[App and web page records]
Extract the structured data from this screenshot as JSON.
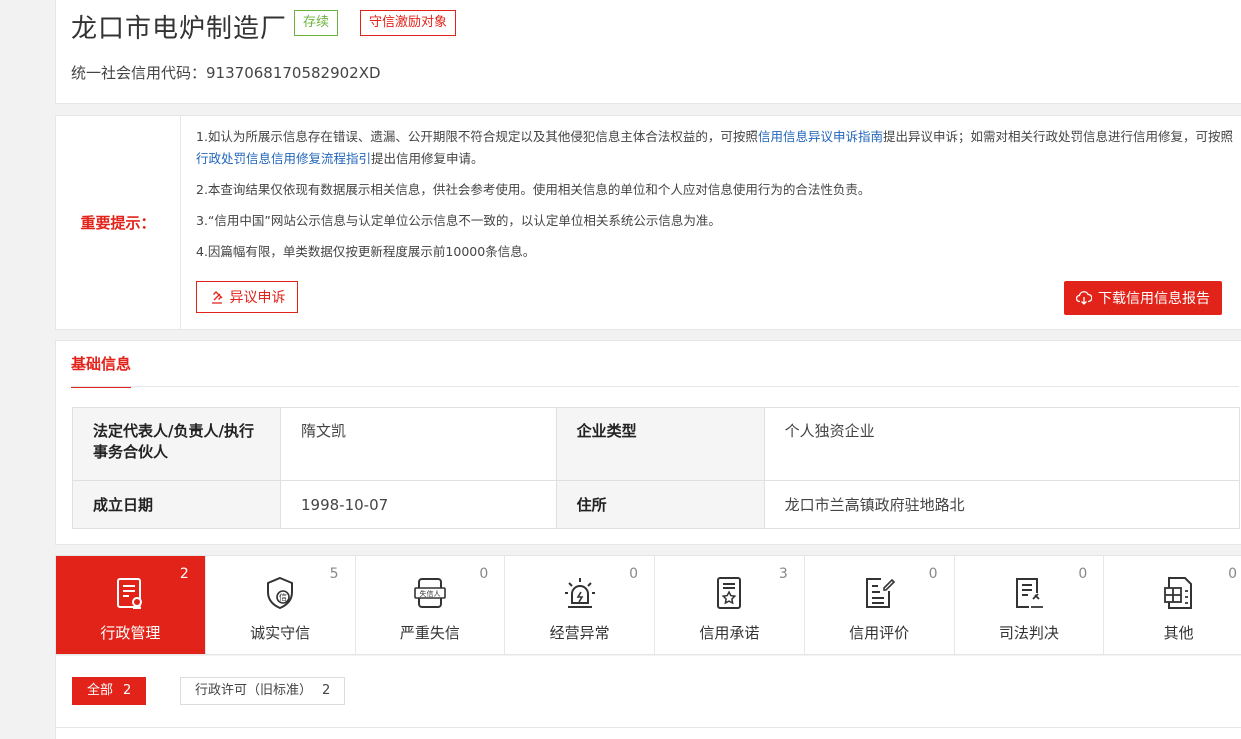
{
  "company": {
    "name": "龙口市电炉制造厂",
    "status_tag": "存续",
    "incentive_tag": "守信激励对象",
    "credit_code_label": "统一社会信用代码：",
    "credit_code": "9137068170582902XD"
  },
  "notice": {
    "label": "重要提示：",
    "p1_a": "1.如认为所展示信息存在错误、遗漏、公开期限不符合规定以及其他侵犯信息主体合法权益的，可按照",
    "p1_link1": "信用信息异议申诉指南",
    "p1_b": "提出异议申诉；如需对相关行政处罚信息进行信用修复，可按照",
    "p1_link2": "行政处罚信息信用修复流程指引",
    "p1_c": "提出信用修复申请。",
    "p2": "2.本查询结果仅依现有数据展示相关信息，供社会参考使用。使用相关信息的单位和个人应对信息使用行为的合法性负责。",
    "p3": "3.“信用中国”网站公示信息与认定单位公示信息不一致的，以认定单位相关系统公示信息为准。",
    "p4": "4.因篇幅有限，单类数据仅按更新程度展示前10000条信息。",
    "appeal_button": "异议申诉",
    "download_button": "下载信用信息报告"
  },
  "basic_info": {
    "title": "基础信息",
    "rows": [
      {
        "label1": "法定代表人/负责人/执行事务合伙人",
        "value1": "隋文凯",
        "label2": "企业类型",
        "value2": "个人独资企业"
      },
      {
        "label1": "成立日期",
        "value1": "1998-10-07",
        "label2": "住所",
        "value2": "龙口市兰高镇政府驻地路北"
      }
    ]
  },
  "tabs": [
    {
      "label": "行政管理",
      "count": "2",
      "icon": "admin-doc-icon",
      "active": true
    },
    {
      "label": "诚实守信",
      "count": "5",
      "icon": "shield-credit-icon",
      "active": false
    },
    {
      "label": "严重失信",
      "count": "0",
      "icon": "dishonest-person-icon",
      "active": false
    },
    {
      "label": "经营异常",
      "count": "0",
      "icon": "alarm-light-icon",
      "active": false
    },
    {
      "label": "信用承诺",
      "count": "3",
      "icon": "commitment-doc-icon",
      "active": false
    },
    {
      "label": "信用评价",
      "count": "0",
      "icon": "evaluation-doc-icon",
      "active": false
    },
    {
      "label": "司法判决",
      "count": "0",
      "icon": "judgment-doc-icon",
      "active": false
    },
    {
      "label": "其他",
      "count": "0",
      "icon": "other-grid-icon",
      "active": false
    }
  ],
  "filters": {
    "all_label": "全部",
    "all_count": "2",
    "sub_label": "行政许可（旧标准）",
    "sub_count": "2"
  },
  "colors": {
    "accent": "#e2231a",
    "status_green": "#6cb33e",
    "link": "#2266bb"
  }
}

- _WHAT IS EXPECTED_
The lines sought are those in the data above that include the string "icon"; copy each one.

- _COMPLETED TASK_
      "icon": "admin-doc-icon",
      "icon": "shield-credit-icon",
      "icon": "dishonest-person-icon",
      "icon": "alarm-light-icon",
      "icon": "commitment-doc-icon",
      "icon": "evaluation-doc-icon",
      "icon": "judgment-doc-icon",
      "icon": "other-grid-icon",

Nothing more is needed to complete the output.